There were two major victories for children’s advocates in the budget deal Congress reached earlier this year; the creation of the Family First Prevention Services Act (view our webinar for an overview) and the significant increase in federal funds for child care through the Child Care Development Block Grant (CCDBG). This February Congress approved the largest ever single-year increase in child care funds, $2.4 billion per year, of which approximately $42 million will come to Virginia. The CCDBG funds can be used for financial assistance to help low-income working families afford child care, as well as system-level improvements to promote safety and quality.
The most significant impact of the additional child care funds is a reimbursement rate increase for licensed providers that went into effect on June 1, 2018. The Virginia Department of Social Services (VDSS) will now reimburse licensed child care providers up to the 70th percentile of the market rate. That means families receiving a child care subsidy should be able to afford the cost of 70% of the child care providers in their community. Since rates have not been increased since 2013 this action will have a significant impact on child care providers!
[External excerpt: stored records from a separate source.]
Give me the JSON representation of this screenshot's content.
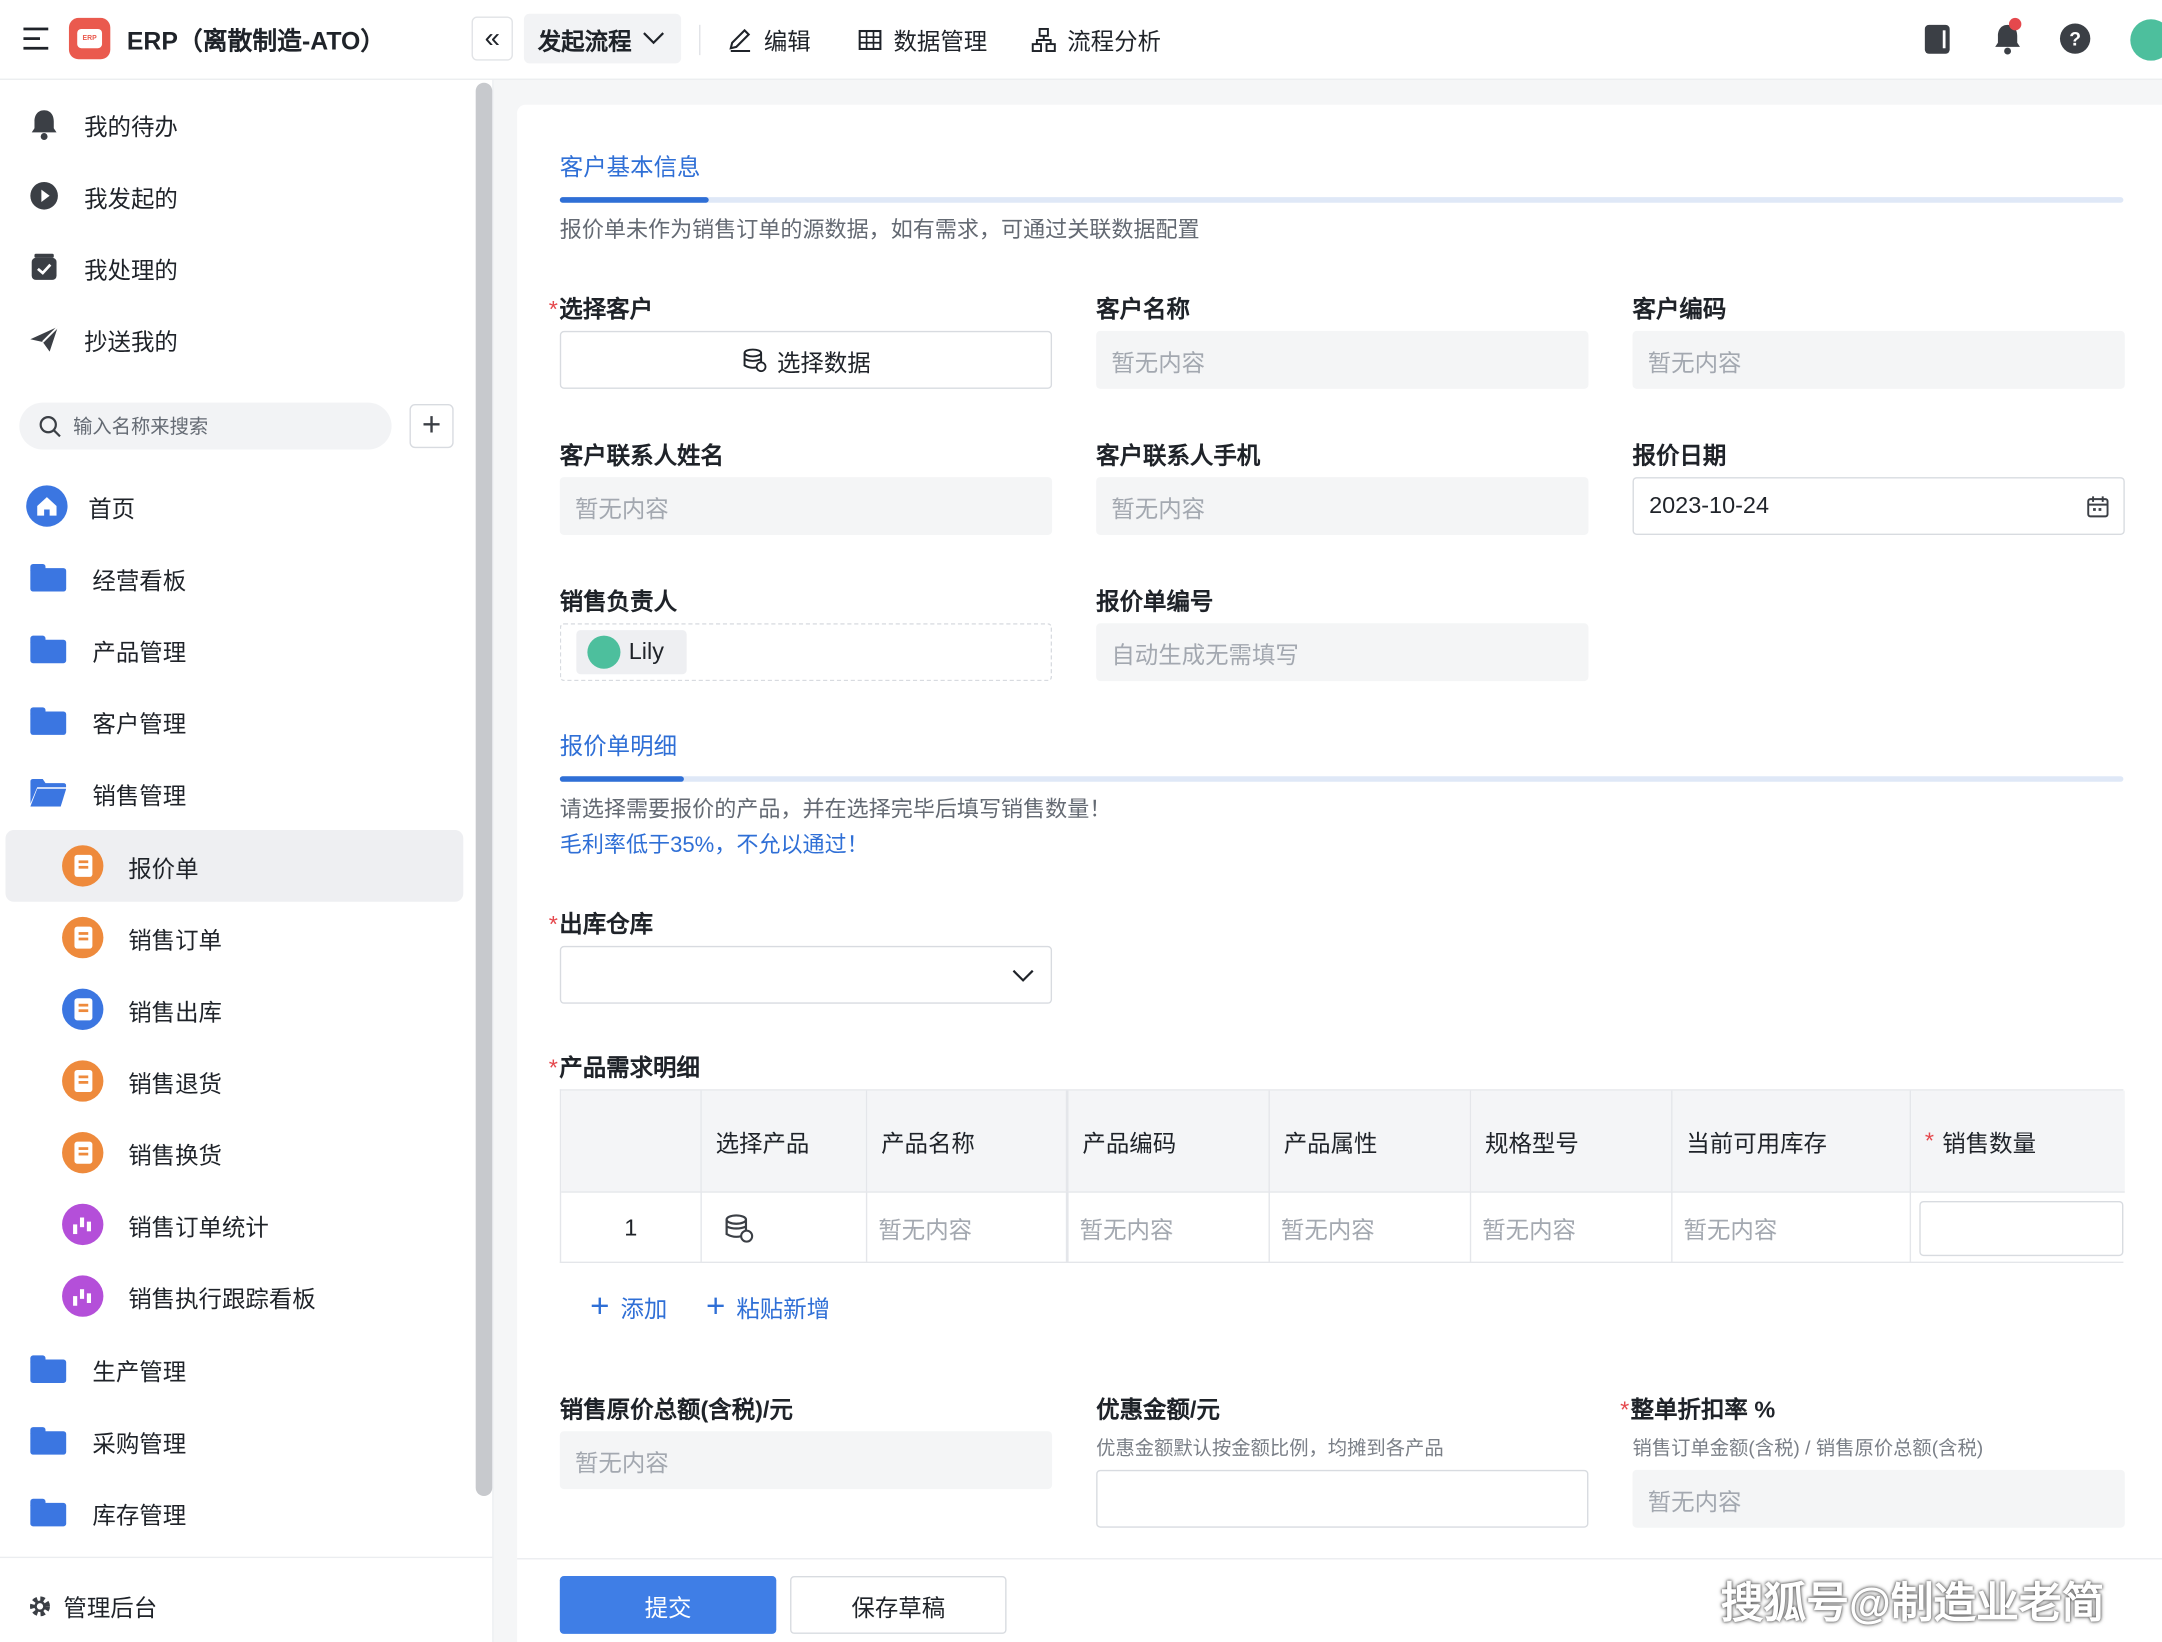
{
  "app": {
    "title": "ERP（离散制造-ATO）",
    "logo_text": "ERP"
  },
  "toolbar": {
    "launch_label": "发起流程",
    "edit_label": "编辑",
    "data_mgmt_label": "数据管理",
    "flow_analysis_label": "流程分析"
  },
  "sidebar": {
    "quick": [
      {
        "label": "我的待办",
        "icon": "bell-icon"
      },
      {
        "label": "我发起的",
        "icon": "play-circle-icon"
      },
      {
        "label": "我处理的",
        "icon": "check-box-icon"
      },
      {
        "label": "抄送我的",
        "icon": "paper-plane-icon"
      }
    ],
    "search_placeholder": "输入名称来搜索",
    "nav": [
      {
        "label": "首页",
        "icon": "home-icon"
      },
      {
        "label": "经营看板",
        "icon": "folder-icon"
      },
      {
        "label": "产品管理",
        "icon": "folder-icon"
      },
      {
        "label": "客户管理",
        "icon": "folder-icon"
      },
      {
        "label": "销售管理",
        "icon": "folder-open-icon"
      },
      {
        "label": "报价单",
        "icon": "doc-icon",
        "active": true
      },
      {
        "label": "销售订单",
        "icon": "doc-icon"
      },
      {
        "label": "销售出库",
        "icon": "doc-icon"
      },
      {
        "label": "销售退货",
        "icon": "doc-icon"
      },
      {
        "label": "销售换货",
        "icon": "doc-icon"
      },
      {
        "label": "销售订单统计",
        "icon": "bar-chart-icon"
      },
      {
        "label": "销售执行跟踪看板",
        "icon": "bar-chart-icon"
      },
      {
        "label": "生产管理",
        "icon": "folder-icon"
      },
      {
        "label": "采购管理",
        "icon": "folder-icon"
      },
      {
        "label": "库存管理",
        "icon": "folder-icon"
      }
    ],
    "admin_label": "管理后台"
  },
  "form": {
    "section1": {
      "title": "客户基本信息",
      "note": "报价单未作为销售订单的源数据，如有需求，可通过关联数据配置"
    },
    "select_customer": {
      "label": "选择客户",
      "button": "选择数据"
    },
    "customer_name": {
      "label": "客户名称",
      "value": "暂无内容"
    },
    "customer_code": {
      "label": "客户编码",
      "value": "暂无内容"
    },
    "contact_name": {
      "label": "客户联系人姓名",
      "value": "暂无内容"
    },
    "contact_phone": {
      "label": "客户联系人手机",
      "value": "暂无内容"
    },
    "quote_date": {
      "label": "报价日期",
      "value": "2023-10-24"
    },
    "sales_owner": {
      "label": "销售负责人",
      "value": "Lily"
    },
    "quote_no": {
      "label": "报价单编号",
      "value": "自动生成无需填写"
    },
    "section2": {
      "title": "报价单明细",
      "note": "请选择需要报价的产品，并在选择完毕后填写销售数量！",
      "warning": "毛利率低于35%，不允以通过！"
    },
    "warehouse": {
      "label": "出库仓库",
      "value": ""
    },
    "details": {
      "label": "产品需求明细",
      "columns": [
        "选择产品",
        "产品名称",
        "产品编码",
        "产品属性",
        "规格型号",
        "当前可用库存",
        "销售数量"
      ],
      "rows": [
        {
          "index": "1",
          "name": "暂无内容",
          "code": "暂无内容",
          "attr": "暂无内容",
          "spec": "暂无内容",
          "stock": "暂无内容"
        }
      ],
      "add_label": "添加",
      "paste_label": "粘贴新增"
    },
    "total": {
      "label": "销售原价总额(含税)/元",
      "value": "暂无内容"
    },
    "discount_amount": {
      "label": "优惠金额/元",
      "hint": "优惠金额默认按金额比例，均摊到各产品",
      "value": ""
    },
    "discount_rate": {
      "label": "整单折扣率 %",
      "hint": "销售订单金额(含税) / 销售原价总额(含税)",
      "value": "暂无内容"
    },
    "submit_label": "提交",
    "draft_label": "保存草稿"
  },
  "watermark": "搜狐号@制造业老简",
  "colors": {
    "accent": "#2f6fd6",
    "primary_button": "#3f7ee6",
    "required": "#e5484d",
    "logo": "#ea5a4e"
  }
}
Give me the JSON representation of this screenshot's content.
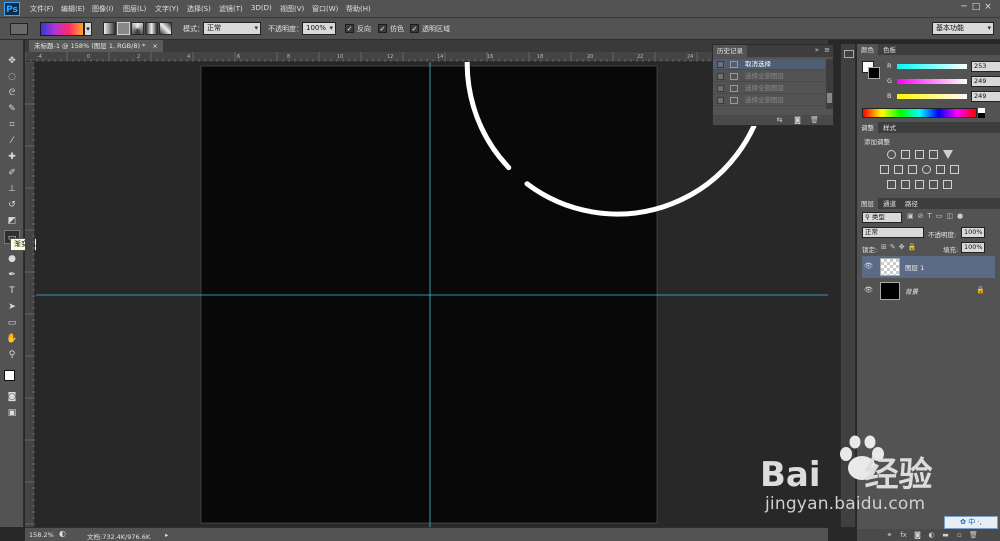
{
  "app": {
    "logo": "Ps",
    "theme_dark": "#535353",
    "canvas_color": "#080808",
    "guide_color": "#3fc1d0"
  },
  "menu": [
    "文件(F)",
    "编辑(E)",
    "图像(I)",
    "图层(L)",
    "文字(Y)",
    "选择(S)",
    "滤镜(T)",
    "3D(D)",
    "视图(V)",
    "窗口(W)",
    "帮助(H)"
  ],
  "window_controls": [
    "─",
    "□",
    "×"
  ],
  "options": {
    "mode_label": "模式：",
    "mode_value": "正常",
    "opacity_label": "不透明度：",
    "opacity_value": "100%",
    "reverse_label": "反向",
    "dither_label": "仿色",
    "transparency_label": "透明区域",
    "workspace_value": "基本功能"
  },
  "tooltip": "渐变工具 (G)",
  "document": {
    "tab_title": "未标题-1 @ 158% (图层 1, RGB/8) *",
    "close": "×"
  },
  "ruler_top": [
    "-4",
    "0",
    "2",
    "4",
    "6",
    "8",
    "10",
    "12",
    "14",
    "16",
    "18",
    "20",
    "22",
    "24",
    "26",
    "28"
  ],
  "status": {
    "zoom": "158.2%",
    "doc_info": "文档:732.4K/976.6K"
  },
  "history": {
    "tab": "历史记录",
    "items": [
      {
        "label": "取消选择",
        "active": true
      },
      {
        "label": "选择全部图层",
        "active": false
      },
      {
        "label": "选择全部图层",
        "active": false
      },
      {
        "label": "选择全部图层",
        "active": false
      }
    ]
  },
  "color_panel": {
    "tabs": [
      "颜色",
      "色板"
    ],
    "r_label": "R",
    "r_value": "253",
    "g_label": "G",
    "g_value": "249",
    "b_label": "B",
    "b_value": "249"
  },
  "adjust_panel": {
    "tabs": [
      "调整",
      "样式"
    ],
    "title": "添加调整"
  },
  "layers_panel": {
    "tabs": [
      "图层",
      "通道",
      "路径"
    ],
    "filter_value": "类型",
    "blend_value": "正常",
    "opacity_label": "不透明度:",
    "opacity_value": "100%",
    "lock_label": "锁定:",
    "fill_label": "填充:",
    "fill_value": "100%",
    "layers": [
      {
        "name": "图层 1",
        "selected": true
      },
      {
        "name": "背景",
        "selected": false
      }
    ],
    "footer_icons": [
      "link-icon",
      "fx-icon",
      "mask-icon",
      "adjustment-icon",
      "folder-icon",
      "new-layer-icon",
      "trash-icon"
    ]
  },
  "watermark": {
    "brand": "Bai",
    "brand_cn": "经验",
    "url": "jingyan.baidu.com"
  },
  "ime": "中"
}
The market rate is based on a survey of costs in each Virginia locality and thus the increase varies from locality to locality, age of child, and type of care.
The rate increases are significant in Northern Virginia where child care is the most expensive for families. For example, in Northern Virginia:
In the Richmond region, where child care is still expensive but costs are slightly lower, the subsidy rate increase translates to:
These increases are so significant that we hope they will enable low-income families to afford higher quality programs and to choose licensed, rather than unlicensed, providers. We also would like to see program administrators use the additional funds to increase salaries for early childhood educators, one of the lowest paid professions.
In addition to reimbursement rate increase, the additional federal dollars will be used to support system-level improvements to promote safety, improve eligibility, and promote quality. These items include:
VDSS is required to give a report to the General Assembly by September 1, 2018 for its plans to use the additional federal dollars, an additional $23 million in FY19 and $42 million in FY20. While the increase is authorized for two years, it is now included in the base budget at the federal level and we anticipate it will continue to be funded.Read More Blog Posts